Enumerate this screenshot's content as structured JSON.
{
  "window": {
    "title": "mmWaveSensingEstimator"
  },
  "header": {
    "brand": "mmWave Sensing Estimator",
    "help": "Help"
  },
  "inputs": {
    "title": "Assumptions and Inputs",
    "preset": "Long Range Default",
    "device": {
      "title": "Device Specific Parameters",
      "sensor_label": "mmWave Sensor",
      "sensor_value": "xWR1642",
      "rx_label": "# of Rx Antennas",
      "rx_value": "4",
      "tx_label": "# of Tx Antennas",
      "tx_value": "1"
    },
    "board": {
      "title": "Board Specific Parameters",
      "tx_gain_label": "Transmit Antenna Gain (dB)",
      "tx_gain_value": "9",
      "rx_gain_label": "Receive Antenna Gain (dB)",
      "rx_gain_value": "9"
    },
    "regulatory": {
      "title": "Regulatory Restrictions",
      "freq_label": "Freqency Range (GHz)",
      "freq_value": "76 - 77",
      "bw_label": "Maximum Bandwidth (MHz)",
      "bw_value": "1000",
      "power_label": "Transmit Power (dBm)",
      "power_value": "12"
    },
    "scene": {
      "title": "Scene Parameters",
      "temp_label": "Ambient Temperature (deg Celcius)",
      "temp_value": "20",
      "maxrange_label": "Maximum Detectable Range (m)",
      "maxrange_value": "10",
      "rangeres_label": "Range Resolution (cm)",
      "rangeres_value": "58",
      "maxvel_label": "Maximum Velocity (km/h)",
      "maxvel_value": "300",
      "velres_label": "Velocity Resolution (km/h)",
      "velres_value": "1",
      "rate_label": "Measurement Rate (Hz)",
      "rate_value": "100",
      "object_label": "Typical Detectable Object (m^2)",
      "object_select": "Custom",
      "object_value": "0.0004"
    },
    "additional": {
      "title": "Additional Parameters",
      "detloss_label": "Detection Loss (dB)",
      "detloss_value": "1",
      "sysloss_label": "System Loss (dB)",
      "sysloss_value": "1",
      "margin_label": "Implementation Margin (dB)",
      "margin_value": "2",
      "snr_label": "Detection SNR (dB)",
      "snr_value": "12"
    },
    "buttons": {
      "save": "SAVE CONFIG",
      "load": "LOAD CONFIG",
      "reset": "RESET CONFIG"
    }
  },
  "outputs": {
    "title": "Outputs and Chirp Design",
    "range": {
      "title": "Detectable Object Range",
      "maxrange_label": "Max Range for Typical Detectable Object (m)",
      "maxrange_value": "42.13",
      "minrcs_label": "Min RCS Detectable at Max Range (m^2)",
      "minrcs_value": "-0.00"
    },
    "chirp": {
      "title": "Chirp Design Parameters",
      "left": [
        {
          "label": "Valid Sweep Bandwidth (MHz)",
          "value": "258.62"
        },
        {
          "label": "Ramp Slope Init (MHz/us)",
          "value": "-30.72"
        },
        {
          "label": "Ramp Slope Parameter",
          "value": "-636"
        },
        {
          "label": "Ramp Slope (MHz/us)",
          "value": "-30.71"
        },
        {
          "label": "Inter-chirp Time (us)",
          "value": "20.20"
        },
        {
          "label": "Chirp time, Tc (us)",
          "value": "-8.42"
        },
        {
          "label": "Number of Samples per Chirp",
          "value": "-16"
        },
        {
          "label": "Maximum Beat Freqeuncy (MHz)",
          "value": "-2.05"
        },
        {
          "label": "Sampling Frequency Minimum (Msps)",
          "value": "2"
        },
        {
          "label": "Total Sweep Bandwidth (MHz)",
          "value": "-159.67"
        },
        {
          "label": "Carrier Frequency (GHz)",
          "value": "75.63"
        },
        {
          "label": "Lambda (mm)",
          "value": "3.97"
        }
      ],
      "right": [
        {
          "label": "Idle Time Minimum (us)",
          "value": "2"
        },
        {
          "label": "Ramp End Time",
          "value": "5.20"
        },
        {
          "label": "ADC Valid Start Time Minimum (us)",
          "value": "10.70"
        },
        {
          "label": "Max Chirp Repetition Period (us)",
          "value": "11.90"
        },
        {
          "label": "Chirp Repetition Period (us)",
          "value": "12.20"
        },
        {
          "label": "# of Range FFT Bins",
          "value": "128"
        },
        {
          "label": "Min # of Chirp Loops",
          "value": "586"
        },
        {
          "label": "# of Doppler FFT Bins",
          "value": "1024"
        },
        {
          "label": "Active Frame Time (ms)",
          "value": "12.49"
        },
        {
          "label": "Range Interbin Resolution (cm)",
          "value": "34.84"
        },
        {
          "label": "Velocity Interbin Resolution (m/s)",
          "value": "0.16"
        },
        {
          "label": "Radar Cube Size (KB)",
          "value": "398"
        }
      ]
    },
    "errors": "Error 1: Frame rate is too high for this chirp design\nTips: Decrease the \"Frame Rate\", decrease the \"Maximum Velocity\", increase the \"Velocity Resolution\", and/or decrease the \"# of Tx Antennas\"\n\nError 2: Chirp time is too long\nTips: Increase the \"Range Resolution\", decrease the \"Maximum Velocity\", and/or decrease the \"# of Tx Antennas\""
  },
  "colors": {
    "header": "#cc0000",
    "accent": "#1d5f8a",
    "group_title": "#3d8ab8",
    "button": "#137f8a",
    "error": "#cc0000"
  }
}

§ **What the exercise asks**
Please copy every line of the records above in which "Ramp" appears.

§ **Final answer**
          "label": "Ramp Slope Init (MHz/us)",
          "label": "Ramp Slope Parameter",
          "label": "Ramp Slope (MHz/us)",
          "label": "Ramp End Time",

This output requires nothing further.